• Action item:
Copy out each line of the material below that holds the string "Configuration".

/---

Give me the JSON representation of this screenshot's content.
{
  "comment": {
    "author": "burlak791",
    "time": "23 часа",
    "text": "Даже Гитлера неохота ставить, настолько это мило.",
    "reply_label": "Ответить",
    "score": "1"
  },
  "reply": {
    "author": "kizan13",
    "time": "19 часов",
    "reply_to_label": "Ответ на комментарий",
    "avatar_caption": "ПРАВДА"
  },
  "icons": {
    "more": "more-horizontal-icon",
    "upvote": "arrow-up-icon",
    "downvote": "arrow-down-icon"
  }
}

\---
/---

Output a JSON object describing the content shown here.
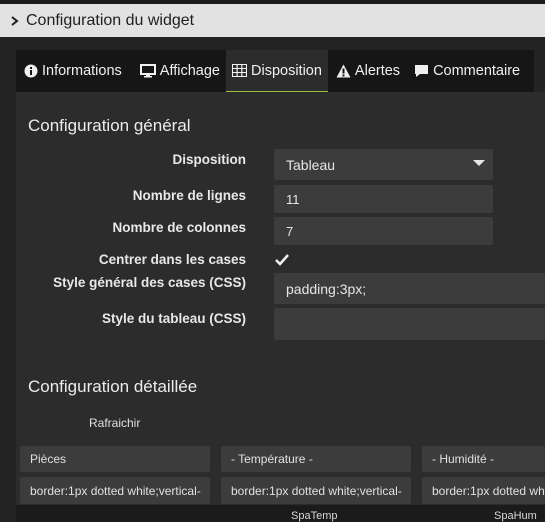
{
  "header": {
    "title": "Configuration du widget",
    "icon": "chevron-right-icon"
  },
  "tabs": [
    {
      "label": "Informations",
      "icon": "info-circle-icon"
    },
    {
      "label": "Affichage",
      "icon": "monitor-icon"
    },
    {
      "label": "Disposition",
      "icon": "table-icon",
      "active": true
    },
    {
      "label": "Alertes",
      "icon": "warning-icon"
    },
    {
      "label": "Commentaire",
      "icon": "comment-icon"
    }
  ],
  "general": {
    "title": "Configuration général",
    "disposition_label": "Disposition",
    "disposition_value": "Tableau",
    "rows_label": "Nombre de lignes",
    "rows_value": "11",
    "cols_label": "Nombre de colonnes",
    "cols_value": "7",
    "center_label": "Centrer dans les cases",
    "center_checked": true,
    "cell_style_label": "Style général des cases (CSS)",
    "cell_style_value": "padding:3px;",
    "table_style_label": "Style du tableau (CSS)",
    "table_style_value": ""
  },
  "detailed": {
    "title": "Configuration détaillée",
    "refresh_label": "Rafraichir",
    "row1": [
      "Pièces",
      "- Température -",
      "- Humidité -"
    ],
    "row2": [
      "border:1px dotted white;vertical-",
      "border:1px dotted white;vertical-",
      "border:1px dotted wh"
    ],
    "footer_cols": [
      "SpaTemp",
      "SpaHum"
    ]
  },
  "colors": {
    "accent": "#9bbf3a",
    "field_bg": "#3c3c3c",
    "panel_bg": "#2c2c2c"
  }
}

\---
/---

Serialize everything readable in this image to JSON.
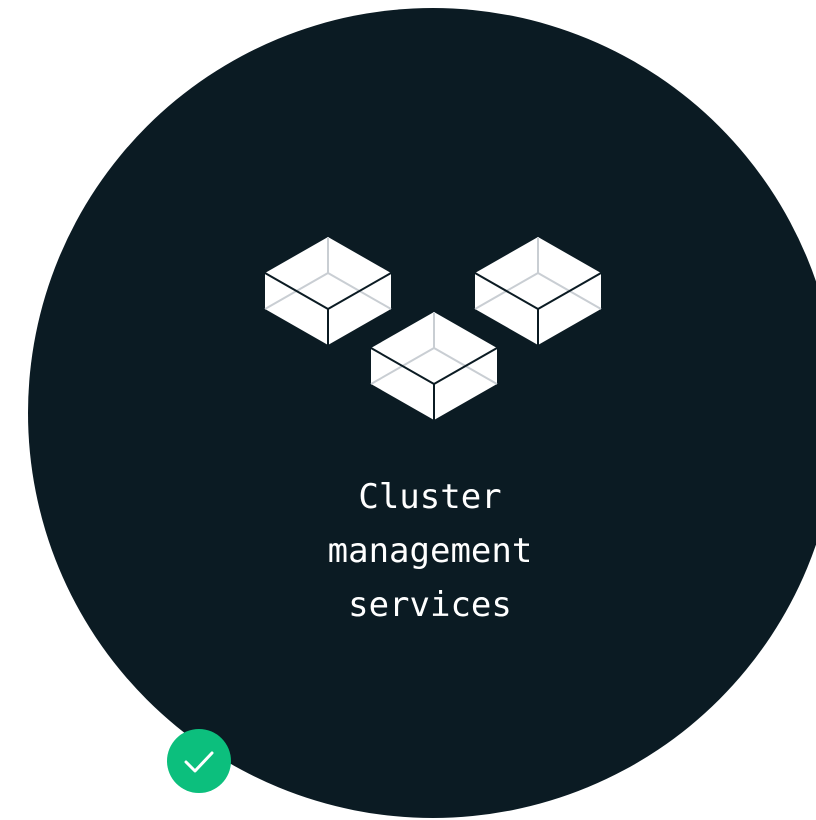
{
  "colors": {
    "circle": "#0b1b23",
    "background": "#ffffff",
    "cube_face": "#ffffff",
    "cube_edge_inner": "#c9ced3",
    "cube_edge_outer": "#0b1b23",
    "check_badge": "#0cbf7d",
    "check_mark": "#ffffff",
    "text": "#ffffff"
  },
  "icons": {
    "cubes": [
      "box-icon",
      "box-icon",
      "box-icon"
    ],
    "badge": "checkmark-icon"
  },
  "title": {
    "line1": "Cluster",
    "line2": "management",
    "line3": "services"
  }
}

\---

• Result of the exercise:
    "title": "Configuration du widget",
    "title": "Configuration général",
    "title": "Configuration détaillée",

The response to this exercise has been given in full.